» **Assignment**
Repeat every entry exactly. Do not include the pictures.

» **Material shown**
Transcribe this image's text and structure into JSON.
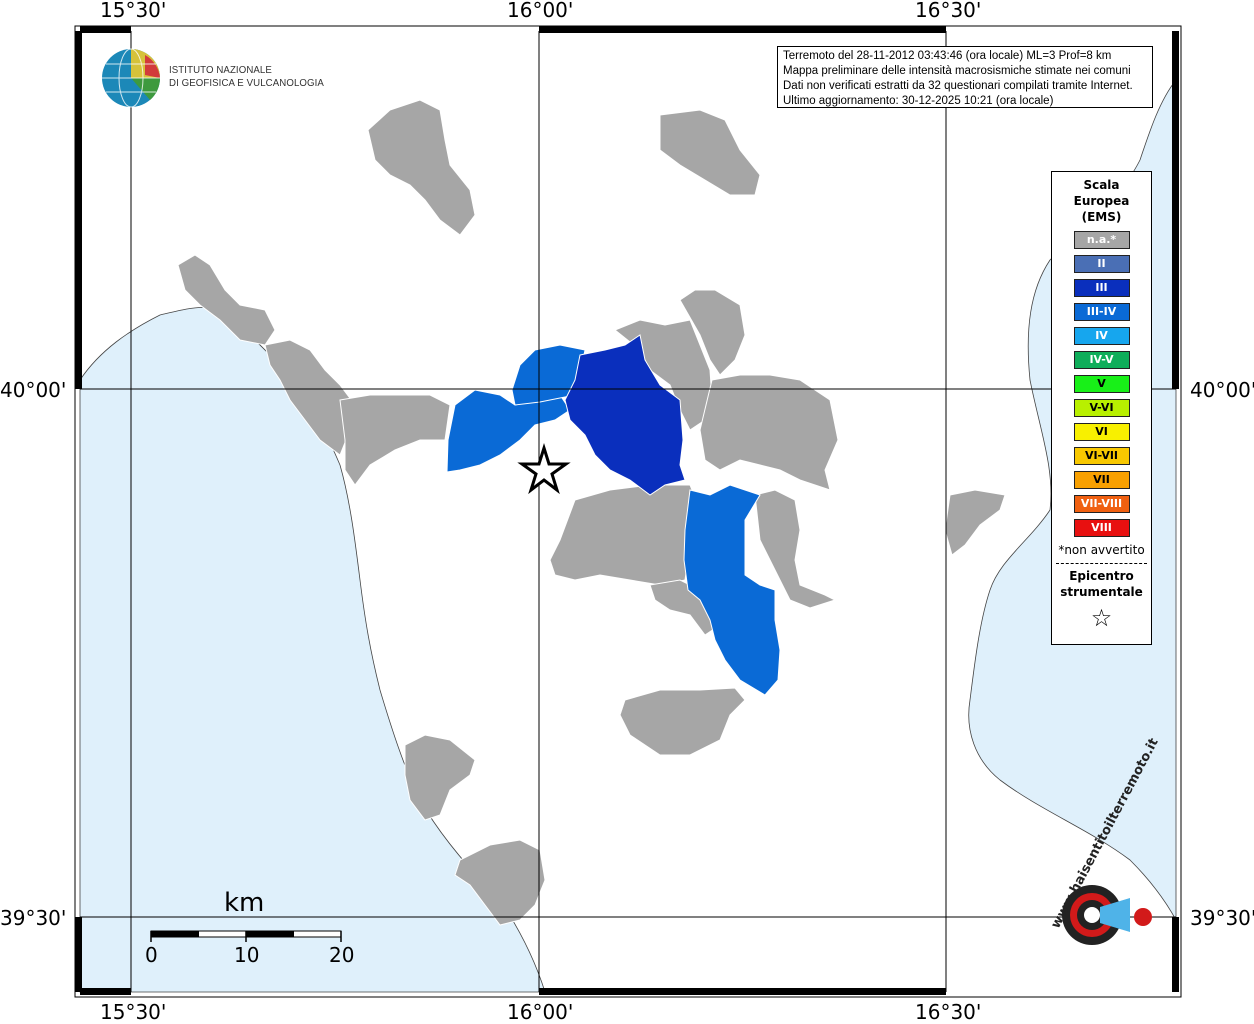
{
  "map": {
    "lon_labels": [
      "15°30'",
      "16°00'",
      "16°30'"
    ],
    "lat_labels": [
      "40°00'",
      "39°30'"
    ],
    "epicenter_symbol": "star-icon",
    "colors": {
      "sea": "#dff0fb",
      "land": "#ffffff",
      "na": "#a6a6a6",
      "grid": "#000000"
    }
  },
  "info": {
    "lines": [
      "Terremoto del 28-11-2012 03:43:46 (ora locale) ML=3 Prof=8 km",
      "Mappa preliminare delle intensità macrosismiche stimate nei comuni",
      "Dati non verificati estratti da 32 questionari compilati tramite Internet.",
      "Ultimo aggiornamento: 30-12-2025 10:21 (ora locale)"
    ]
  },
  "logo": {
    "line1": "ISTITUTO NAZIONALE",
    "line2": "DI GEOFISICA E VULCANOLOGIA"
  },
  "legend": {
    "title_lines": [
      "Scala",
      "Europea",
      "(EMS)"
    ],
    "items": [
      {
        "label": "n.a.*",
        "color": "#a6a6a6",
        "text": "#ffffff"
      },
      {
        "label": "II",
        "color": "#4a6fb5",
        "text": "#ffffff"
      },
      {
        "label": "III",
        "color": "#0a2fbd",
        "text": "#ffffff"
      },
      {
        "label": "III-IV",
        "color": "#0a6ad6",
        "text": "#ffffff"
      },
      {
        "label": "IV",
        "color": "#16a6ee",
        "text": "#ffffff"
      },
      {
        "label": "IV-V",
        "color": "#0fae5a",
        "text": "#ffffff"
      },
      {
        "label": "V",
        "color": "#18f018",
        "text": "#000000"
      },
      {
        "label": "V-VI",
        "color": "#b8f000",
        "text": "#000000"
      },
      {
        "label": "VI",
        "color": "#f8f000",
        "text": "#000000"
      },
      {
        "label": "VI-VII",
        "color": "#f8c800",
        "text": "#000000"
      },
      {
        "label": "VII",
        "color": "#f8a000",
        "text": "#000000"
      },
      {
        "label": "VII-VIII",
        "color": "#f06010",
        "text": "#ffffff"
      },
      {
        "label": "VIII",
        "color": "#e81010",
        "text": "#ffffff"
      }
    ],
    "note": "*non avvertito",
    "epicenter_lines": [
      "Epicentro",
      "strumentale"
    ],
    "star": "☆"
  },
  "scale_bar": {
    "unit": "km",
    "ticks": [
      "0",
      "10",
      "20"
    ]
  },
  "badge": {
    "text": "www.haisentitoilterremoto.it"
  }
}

» **Answer for the task**
Transcribe this image's text and structure into JSON.
{
  "map": {
    "lon_labels": [
      "15°30'",
      "16°00'",
      "16°30'"
    ],
    "lat_labels": [
      "40°00'",
      "39°30'"
    ],
    "epicenter_symbol": "star-icon",
    "colors": {
      "sea": "#dff0fb",
      "land": "#ffffff",
      "na": "#a6a6a6",
      "grid": "#000000"
    }
  },
  "info": {
    "lines": [
      "Terremoto del 28-11-2012 03:43:46 (ora locale) ML=3 Prof=8 km",
      "Mappa preliminare delle intensità macrosismiche stimate nei comuni",
      "Dati non verificati estratti da 32 questionari compilati tramite Internet.",
      "Ultimo aggiornamento: 30-12-2025 10:21 (ora locale)"
    ]
  },
  "logo": {
    "line1": "ISTITUTO NAZIONALE",
    "line2": "DI GEOFISICA E VULCANOLOGIA"
  },
  "legend": {
    "title_lines": [
      "Scala",
      "Europea",
      "(EMS)"
    ],
    "items": [
      {
        "label": "n.a.*",
        "color": "#a6a6a6",
        "text": "#ffffff"
      },
      {
        "label": "II",
        "color": "#4a6fb5",
        "text": "#ffffff"
      },
      {
        "label": "III",
        "color": "#0a2fbd",
        "text": "#ffffff"
      },
      {
        "label": "III-IV",
        "color": "#0a6ad6",
        "text": "#ffffff"
      },
      {
        "label": "IV",
        "color": "#16a6ee",
        "text": "#ffffff"
      },
      {
        "label": "IV-V",
        "color": "#0fae5a",
        "text": "#ffffff"
      },
      {
        "label": "V",
        "color": "#18f018",
        "text": "#000000"
      },
      {
        "label": "V-VI",
        "color": "#b8f000",
        "text": "#000000"
      },
      {
        "label": "VI",
        "color": "#f8f000",
        "text": "#000000"
      },
      {
        "label": "VI-VII",
        "color": "#f8c800",
        "text": "#000000"
      },
      {
        "label": "VII",
        "color": "#f8a000",
        "text": "#000000"
      },
      {
        "label": "VII-VIII",
        "color": "#f06010",
        "text": "#ffffff"
      },
      {
        "label": "VIII",
        "color": "#e81010",
        "text": "#ffffff"
      }
    ],
    "note": "*non avvertito",
    "epicenter_lines": [
      "Epicentro",
      "strumentale"
    ],
    "star": "☆"
  },
  "scale_bar": {
    "unit": "km",
    "ticks": [
      "0",
      "10",
      "20"
    ]
  },
  "badge": {
    "text": "www.haisentitoilterremoto.it"
  }
}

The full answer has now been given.